Last year, we published an article on the trending phenomenon known as "quiet quitting" and how it could impact lawyers. In recent months, a new phrase has come to light in response to quiet quitting: quiet hiring--arguably the opposite of quiet quitting. It's expected to dominate workplaces in 2023. But what exactly is quiet hiring?
Just like how quiet quitting isn't technically quitting, there is no actual hiring taking place within quiet hiring. It is the act of handing out new responsibilities to existing employees in order to expand the organization's skillset. These responsibilities may not necessarily fall within that employee's job description and unfortunately, they may not receive compensation for the extra workload.
Why is this happening?
Worker shortages, rising costs, and the prospect of recession have employers selecting to "quietly" delegate responsibilities to existing employees instead of putting time and money into new ones. This could range from minor tasks to major shifts in departments. For the overzealous employee eager to expand their resume, it may seem promising. It can bring new engagement to your workdays as you learn new things and improve upon yourself. However, keep in mind that there are two sides to every coin. Quiet hiring could improve your work life just as easily as it could harm it.
What does quiet hiring mean in the lawyer landscape?
Being a lawyer is one of the most stressful careers out there. With those billable hours, it's easy to fall into the trap of overworking yourself. It may be in your blood to rise to the challenge of new responsibilities, but you should proceed with caution. Your clients deserve to have ample time devoted to their cause. Each case deserves prominent attention to detail. If you have too much piled on your back, your work could suffer--or worse, you could experience burnout.
However, you might not get a say. A lawyer shortage could be on the horizon as young lawyers eye careers with a better work-life balance. An uptick in clients desperate for services could lead to heavier workloads across the board as law firms struggle to keep up with demand. In this economy, no one is safe from the effects of this worker shortage.

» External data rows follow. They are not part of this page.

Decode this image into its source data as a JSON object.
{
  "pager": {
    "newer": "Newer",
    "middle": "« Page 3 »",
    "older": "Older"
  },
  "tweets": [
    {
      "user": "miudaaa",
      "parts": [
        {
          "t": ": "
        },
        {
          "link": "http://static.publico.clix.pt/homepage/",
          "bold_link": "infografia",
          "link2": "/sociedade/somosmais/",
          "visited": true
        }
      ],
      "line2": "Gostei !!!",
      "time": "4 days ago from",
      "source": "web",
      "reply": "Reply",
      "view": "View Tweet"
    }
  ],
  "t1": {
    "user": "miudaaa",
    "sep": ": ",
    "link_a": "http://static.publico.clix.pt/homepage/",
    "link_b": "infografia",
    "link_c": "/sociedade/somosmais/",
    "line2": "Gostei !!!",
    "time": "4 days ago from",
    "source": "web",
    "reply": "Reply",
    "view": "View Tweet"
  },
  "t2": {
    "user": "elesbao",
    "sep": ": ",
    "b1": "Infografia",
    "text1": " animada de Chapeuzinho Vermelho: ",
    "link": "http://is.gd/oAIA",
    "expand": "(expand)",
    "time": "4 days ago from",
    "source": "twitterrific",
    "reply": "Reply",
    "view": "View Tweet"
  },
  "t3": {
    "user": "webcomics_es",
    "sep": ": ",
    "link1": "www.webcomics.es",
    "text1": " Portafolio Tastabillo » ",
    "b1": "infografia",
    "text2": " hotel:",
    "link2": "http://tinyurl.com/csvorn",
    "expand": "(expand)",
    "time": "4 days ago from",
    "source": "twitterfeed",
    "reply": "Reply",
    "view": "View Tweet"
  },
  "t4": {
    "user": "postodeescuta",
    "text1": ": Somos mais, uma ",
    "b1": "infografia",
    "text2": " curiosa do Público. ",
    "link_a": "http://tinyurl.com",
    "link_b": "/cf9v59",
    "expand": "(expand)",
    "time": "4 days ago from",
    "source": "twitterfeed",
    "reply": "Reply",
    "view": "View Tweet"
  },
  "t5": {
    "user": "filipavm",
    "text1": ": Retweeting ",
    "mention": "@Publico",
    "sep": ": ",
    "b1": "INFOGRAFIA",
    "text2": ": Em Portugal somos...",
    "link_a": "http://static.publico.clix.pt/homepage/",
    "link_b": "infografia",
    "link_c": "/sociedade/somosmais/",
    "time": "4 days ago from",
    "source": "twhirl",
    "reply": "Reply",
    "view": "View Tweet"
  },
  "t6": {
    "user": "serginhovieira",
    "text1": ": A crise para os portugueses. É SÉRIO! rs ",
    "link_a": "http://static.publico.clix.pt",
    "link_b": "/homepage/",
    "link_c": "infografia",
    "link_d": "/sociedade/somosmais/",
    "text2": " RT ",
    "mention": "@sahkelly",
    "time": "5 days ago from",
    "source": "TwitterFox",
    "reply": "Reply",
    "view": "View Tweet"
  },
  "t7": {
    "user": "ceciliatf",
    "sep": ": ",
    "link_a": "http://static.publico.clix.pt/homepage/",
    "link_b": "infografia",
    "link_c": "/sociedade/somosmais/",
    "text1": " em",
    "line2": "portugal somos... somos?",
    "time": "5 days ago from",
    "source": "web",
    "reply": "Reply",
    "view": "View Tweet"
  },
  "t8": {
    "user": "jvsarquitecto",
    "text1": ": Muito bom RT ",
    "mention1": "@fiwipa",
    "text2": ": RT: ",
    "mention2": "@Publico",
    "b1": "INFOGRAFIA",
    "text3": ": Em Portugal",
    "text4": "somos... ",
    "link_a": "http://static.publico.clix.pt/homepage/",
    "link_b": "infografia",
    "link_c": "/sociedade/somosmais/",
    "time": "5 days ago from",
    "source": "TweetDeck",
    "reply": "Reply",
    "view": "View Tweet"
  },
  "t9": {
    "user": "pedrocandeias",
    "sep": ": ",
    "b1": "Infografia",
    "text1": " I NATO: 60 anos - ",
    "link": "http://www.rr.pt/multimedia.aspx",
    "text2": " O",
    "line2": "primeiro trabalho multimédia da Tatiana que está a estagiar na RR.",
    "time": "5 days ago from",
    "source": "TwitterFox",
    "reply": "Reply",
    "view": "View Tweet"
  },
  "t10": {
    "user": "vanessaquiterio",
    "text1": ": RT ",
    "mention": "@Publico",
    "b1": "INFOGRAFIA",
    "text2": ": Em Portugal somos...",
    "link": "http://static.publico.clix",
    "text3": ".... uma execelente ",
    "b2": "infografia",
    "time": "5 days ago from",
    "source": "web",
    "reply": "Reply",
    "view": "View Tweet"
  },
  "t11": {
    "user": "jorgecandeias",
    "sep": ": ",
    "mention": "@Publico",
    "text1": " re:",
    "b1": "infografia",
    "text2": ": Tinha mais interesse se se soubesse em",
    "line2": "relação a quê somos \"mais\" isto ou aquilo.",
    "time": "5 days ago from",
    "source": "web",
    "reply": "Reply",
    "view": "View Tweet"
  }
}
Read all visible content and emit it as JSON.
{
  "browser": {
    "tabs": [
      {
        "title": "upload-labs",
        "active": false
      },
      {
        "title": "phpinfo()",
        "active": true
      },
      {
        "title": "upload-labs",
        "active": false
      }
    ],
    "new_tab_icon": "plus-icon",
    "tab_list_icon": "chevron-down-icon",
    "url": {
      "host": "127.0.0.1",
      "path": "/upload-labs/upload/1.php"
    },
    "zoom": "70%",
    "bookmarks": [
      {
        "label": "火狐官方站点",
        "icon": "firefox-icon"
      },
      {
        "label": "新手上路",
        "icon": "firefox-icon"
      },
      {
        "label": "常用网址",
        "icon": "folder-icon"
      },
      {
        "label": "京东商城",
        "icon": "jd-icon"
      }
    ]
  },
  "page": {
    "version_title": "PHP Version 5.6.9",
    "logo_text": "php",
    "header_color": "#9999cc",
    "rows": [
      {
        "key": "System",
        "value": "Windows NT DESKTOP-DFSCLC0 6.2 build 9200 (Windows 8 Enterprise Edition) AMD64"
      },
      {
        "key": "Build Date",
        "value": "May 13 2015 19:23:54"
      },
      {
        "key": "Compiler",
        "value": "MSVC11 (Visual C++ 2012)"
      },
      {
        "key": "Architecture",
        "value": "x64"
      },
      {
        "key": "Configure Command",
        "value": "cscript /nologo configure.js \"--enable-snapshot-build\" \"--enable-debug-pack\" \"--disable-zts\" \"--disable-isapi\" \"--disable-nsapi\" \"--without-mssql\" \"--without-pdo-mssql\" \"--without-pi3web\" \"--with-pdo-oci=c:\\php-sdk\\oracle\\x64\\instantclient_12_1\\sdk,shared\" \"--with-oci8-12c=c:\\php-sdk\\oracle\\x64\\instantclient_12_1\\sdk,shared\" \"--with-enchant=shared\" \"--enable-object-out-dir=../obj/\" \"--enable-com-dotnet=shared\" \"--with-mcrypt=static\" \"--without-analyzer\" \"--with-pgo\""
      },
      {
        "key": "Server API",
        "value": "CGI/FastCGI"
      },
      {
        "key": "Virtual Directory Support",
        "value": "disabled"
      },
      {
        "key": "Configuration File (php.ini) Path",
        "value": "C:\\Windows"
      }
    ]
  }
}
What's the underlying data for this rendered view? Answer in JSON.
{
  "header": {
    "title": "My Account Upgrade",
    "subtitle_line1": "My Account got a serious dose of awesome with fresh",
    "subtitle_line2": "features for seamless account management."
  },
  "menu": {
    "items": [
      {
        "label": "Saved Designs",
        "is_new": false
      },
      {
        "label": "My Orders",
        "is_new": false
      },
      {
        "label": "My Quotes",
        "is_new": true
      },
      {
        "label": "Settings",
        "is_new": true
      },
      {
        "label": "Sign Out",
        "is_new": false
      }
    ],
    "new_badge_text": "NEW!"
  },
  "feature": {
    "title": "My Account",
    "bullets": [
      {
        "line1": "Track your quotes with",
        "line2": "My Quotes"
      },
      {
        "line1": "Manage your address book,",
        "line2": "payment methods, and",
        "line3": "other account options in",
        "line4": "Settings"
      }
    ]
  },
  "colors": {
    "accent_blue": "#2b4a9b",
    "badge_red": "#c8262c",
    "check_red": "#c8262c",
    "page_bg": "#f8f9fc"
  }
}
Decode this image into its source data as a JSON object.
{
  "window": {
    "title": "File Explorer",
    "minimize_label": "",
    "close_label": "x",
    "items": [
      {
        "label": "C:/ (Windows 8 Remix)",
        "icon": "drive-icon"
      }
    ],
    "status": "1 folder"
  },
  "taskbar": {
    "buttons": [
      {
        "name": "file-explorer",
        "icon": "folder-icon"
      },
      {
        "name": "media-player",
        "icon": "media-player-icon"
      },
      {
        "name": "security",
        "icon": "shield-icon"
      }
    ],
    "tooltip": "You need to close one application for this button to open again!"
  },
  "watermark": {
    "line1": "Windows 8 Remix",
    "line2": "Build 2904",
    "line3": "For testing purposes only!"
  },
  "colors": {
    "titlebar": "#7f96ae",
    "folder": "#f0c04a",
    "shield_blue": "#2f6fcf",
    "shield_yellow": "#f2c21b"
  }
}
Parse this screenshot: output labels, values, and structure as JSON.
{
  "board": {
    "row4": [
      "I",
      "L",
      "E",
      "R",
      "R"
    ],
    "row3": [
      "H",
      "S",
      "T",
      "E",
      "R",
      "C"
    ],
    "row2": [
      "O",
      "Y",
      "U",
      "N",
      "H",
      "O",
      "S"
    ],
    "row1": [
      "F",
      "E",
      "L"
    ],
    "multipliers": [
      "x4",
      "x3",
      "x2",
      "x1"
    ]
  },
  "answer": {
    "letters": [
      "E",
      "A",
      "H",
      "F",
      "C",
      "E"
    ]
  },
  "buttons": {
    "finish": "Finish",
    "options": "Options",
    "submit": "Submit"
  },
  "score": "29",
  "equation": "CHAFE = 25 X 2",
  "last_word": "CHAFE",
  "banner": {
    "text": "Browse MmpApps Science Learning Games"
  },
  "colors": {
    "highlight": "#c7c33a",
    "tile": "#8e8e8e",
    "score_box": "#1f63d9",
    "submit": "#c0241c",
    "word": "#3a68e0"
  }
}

How do you make quiet hiring work as a strategy?
If you are an employer who is leaning into quiet hiring, you need to be ready to reward those who take on new responsibilities. Extra work with zero compensation can lead to bitter feelings and low morale. Your hard-working employee may start looking towards greener pastures if they feel taken advantage of. The next thing you know, you're left with a hole in your workforce--which means you have to choose between hiring a replacement or spiraling even deeper into the "quiet hiring" domino effect.
To ensure that doesn't happen, make sure you're including your staff in the conversation and the decision to reallocate or add responsibilities. Maximize your employee's skillsets by giving them tasks that will align with their strengths. Adjust their compensation accordingly while keeping in mind that raises are less expensive than new hires!
If you are an employee, you too can make quiet hiring work for you. An expanded skillset raises your value. If you excel at your new tasks, use this as leverage for a promotion, a raise, or a bonus. If that's not in the budget, perhaps you could work out a different deal: for example, flexible hours or more opportunity for work-from-home. Make time to sit down with your boss and have a serious conversation. If employee retention is important to them, they should hear you out. If they can't give you that respect or repeatedly ignore your requests, then it's time to seek that respect elsewhere.
Throughout all of this, make a point to keep an eye on your work-life balance and if these new responsibilities will have a negative impact on your mental health. Nothing is worth sacrificing your health.
It's predicted that quiet hiring will hit our workplaces hard in the coming year. Quiet quitting could become a thing of the past as workers must meet their new responsibilities head on. Whether you're an employer or an employee, it's imperative to know how to best handle it and make it work for you if that time ever comes.